As more development occurs throughout Baltimore County, some areas are finding an increase in the rat population. Development of new homes is destroying the burrows of rats throughout the county, causing an obvious displacement of the animal. The increase in rat sightings is making rat control necessary in Baltimore County. While calling Mid Atlantic Wildlife Control should be your first step when you spot a rat, there are a few ways you can help with rat control on your own.
- Cutting of the food supply of rats is a huge deterrent. While you may think you don’t supply rats with food, there are a number of food supplies in your yard. Trash cans without lids is a great food source for rats. Pet feces, bird feed, and pet food are also sufficient food sources for rats.
- The Eastern Gray Squirrel is known for having excellent balance, vision, hearing, and sense of smell.
- Removing a water source is also a great way to exercise rat control on your own. Filling any ponds or other holes throughout your yard is start for removing water. After rainfall occurs, dumps any items that may have accumulated rain during the storm.
- Keep your yard free of any trash or other debris. Be sure to cut your grass regularly as well.
- Close any holes or openings that rats could use to enter your home. Fill in any gaps underneath decks, crawl spaces, and sheds as well.
Rat Control with Mid Atlantic Wildlife Control
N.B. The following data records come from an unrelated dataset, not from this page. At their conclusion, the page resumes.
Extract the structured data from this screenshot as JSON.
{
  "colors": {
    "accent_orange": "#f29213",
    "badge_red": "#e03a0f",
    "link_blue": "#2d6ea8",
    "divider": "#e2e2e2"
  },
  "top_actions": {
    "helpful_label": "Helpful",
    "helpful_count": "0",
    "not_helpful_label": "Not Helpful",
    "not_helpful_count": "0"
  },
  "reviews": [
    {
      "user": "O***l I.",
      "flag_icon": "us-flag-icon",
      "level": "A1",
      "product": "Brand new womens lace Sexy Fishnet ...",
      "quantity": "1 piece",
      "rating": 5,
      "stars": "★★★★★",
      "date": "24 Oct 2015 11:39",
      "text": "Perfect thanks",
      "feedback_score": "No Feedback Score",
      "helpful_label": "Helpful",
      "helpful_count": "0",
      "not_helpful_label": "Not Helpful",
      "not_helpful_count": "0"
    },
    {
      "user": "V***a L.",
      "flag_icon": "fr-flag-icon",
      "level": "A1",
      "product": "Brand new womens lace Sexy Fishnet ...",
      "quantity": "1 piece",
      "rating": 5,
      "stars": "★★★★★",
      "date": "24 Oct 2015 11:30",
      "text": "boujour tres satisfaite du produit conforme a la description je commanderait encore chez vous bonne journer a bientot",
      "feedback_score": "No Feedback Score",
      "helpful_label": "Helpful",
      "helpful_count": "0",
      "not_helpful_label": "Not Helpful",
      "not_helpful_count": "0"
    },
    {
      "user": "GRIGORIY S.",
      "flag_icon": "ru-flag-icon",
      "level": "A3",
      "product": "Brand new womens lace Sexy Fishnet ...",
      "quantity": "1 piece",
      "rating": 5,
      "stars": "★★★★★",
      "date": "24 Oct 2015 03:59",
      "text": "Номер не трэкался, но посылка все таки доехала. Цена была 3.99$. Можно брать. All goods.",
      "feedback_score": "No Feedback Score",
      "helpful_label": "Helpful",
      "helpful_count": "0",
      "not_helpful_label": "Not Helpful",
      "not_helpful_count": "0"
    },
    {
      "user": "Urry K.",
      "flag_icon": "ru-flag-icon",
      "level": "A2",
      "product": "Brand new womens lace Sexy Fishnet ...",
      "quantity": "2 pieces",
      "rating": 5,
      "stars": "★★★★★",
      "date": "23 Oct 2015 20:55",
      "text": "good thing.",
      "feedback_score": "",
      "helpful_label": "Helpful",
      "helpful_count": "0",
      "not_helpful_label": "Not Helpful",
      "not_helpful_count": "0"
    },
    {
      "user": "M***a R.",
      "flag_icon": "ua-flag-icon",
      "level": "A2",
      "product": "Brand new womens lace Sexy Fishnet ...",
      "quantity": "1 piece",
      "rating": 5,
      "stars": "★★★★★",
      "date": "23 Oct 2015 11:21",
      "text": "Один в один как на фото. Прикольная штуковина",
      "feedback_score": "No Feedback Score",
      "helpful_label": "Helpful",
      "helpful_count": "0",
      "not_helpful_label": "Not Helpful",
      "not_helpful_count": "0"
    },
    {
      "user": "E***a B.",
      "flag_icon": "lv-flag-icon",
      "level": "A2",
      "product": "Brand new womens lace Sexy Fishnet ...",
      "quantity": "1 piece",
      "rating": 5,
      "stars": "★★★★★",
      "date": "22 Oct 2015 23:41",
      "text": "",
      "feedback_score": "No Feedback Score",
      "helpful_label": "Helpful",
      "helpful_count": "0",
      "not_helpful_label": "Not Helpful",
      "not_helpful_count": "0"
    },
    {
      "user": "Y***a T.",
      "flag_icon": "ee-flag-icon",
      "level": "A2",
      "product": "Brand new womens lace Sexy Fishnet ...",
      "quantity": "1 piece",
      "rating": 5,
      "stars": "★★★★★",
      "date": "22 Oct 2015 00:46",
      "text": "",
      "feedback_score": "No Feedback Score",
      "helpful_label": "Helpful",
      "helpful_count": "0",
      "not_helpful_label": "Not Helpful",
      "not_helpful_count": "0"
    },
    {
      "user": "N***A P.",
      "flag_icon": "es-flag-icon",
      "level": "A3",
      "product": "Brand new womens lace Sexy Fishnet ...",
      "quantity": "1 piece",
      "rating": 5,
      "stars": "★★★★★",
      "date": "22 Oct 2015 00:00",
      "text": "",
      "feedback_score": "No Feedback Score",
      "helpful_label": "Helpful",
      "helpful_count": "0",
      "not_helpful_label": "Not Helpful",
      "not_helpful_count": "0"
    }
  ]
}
At Mid Atlantic Wildlife Control, we specialize in the control and removal of rats and mice in Baltimore County homes and businesses. As soon as you suspect rat activity in your Baltimore County home or on your property, call our professionals. We will humanely remove the animal from your residence without causing harm or stress to any of the parties involved. Rats can carry fleas and other parasites or diseases, so never try to catch the rodent on your own. To get started with Mid Atlantic Wildlife Control, call us today at 443-417-3137 or visit our online contact page. We are available, so never hesitate to call. Follow Mid Atlantic Wildlife Control today on Google+, Pinterest, Twitter, and Facebook.